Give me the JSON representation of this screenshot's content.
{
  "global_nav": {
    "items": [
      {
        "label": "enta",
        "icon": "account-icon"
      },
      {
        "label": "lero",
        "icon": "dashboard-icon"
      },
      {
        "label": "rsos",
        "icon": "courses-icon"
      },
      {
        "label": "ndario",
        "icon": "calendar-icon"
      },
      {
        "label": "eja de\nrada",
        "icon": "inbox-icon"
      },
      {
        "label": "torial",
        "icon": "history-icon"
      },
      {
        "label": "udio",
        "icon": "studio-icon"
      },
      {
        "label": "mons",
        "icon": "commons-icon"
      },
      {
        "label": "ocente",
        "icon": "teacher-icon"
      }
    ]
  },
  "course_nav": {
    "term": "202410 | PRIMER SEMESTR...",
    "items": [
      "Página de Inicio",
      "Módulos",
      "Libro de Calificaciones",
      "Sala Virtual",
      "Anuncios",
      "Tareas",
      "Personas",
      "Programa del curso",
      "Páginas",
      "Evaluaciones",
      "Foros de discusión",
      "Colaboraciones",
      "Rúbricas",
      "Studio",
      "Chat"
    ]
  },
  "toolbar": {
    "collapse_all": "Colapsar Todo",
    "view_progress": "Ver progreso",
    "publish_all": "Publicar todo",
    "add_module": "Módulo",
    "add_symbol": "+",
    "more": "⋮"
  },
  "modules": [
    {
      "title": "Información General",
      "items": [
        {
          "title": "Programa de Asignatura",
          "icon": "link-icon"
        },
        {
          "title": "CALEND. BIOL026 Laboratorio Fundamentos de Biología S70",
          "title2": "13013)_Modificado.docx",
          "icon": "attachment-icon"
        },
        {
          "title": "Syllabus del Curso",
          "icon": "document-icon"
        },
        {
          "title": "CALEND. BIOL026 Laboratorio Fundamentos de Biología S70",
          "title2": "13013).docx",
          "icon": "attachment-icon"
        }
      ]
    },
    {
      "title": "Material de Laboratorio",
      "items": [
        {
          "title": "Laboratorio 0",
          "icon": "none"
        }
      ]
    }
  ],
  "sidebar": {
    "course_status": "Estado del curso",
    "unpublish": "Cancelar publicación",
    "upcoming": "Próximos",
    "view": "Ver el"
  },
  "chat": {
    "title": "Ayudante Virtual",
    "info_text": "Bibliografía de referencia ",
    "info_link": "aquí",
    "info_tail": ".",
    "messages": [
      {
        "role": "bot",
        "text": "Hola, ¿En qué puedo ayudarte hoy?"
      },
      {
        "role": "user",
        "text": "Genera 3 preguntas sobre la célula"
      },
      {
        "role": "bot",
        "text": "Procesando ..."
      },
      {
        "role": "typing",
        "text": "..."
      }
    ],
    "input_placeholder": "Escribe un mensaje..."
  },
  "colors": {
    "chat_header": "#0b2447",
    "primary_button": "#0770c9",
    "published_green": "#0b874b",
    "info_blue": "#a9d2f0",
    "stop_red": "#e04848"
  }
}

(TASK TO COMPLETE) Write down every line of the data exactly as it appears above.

(SOLUTION FOR THIS EXERCISE)
Give me the JSON representation of this screenshot's content.
{
  "global_nav": {
    "items": [
      {
        "label": "enta",
        "icon": "account-icon"
      },
      {
        "label": "lero",
        "icon": "dashboard-icon"
      },
      {
        "label": "rsos",
        "icon": "courses-icon"
      },
      {
        "label": "ndario",
        "icon": "calendar-icon"
      },
      {
        "label": "eja de\nrada",
        "icon": "inbox-icon"
      },
      {
        "label": "torial",
        "icon": "history-icon"
      },
      {
        "label": "udio",
        "icon": "studio-icon"
      },
      {
        "label": "mons",
        "icon": "commons-icon"
      },
      {
        "label": "ocente",
        "icon": "teacher-icon"
      }
    ]
  },
  "course_nav": {
    "term": "202410 | PRIMER SEMESTR...",
    "items": [
      "Página de Inicio",
      "Módulos",
      "Libro de Calificaciones",
      "Sala Virtual",
      "Anuncios",
      "Tareas",
      "Personas",
      "Programa del curso",
      "Páginas",
      "Evaluaciones",
      "Foros de discusión",
      "Colaboraciones",
      "Rúbricas",
      "Studio",
      "Chat"
    ]
  },
  "toolbar": {
    "collapse_all": "Colapsar Todo",
    "view_progress": "Ver progreso",
    "publish_all": "Publicar todo",
    "add_module": "Módulo",
    "add_symbol": "+",
    "more": "⋮"
  },
  "modules": [
    {
      "title": "Información General",
      "items": [
        {
          "title": "Programa de Asignatura",
          "icon": "link-icon"
        },
        {
          "title": "CALEND. BIOL026 Laboratorio Fundamentos de Biología S70",
          "title2": "13013)_Modificado.docx",
          "icon": "attachment-icon"
        },
        {
          "title": "Syllabus del Curso",
          "icon": "document-icon"
        },
        {
          "title": "CALEND. BIOL026 Laboratorio Fundamentos de Biología S70",
          "title2": "13013).docx",
          "icon": "attachment-icon"
        }
      ]
    },
    {
      "title": "Material de Laboratorio",
      "items": [
        {
          "title": "Laboratorio 0",
          "icon": "none"
        }
      ]
    }
  ],
  "sidebar": {
    "course_status": "Estado del curso",
    "unpublish": "Cancelar publicación",
    "upcoming": "Próximos",
    "view": "Ver el"
  },
  "chat": {
    "title": "Ayudante Virtual",
    "info_text": "Bibliografía de referencia ",
    "info_link": "aquí",
    "info_tail": ".",
    "messages": [
      {
        "role": "bot",
        "text": "Hola, ¿En qué puedo ayudarte hoy?"
      },
      {
        "role": "user",
        "text": "Genera 3 preguntas sobre la célula"
      },
      {
        "role": "bot",
        "text": "Procesando ..."
      },
      {
        "role": "typing",
        "text": "..."
      }
    ],
    "input_placeholder": "Escribe un mensaje..."
  },
  "colors": {
    "chat_header": "#0b2447",
    "primary_button": "#0770c9",
    "published_green": "#0b874b",
    "info_blue": "#a9d2f0",
    "stop_red": "#e04848"
  }
}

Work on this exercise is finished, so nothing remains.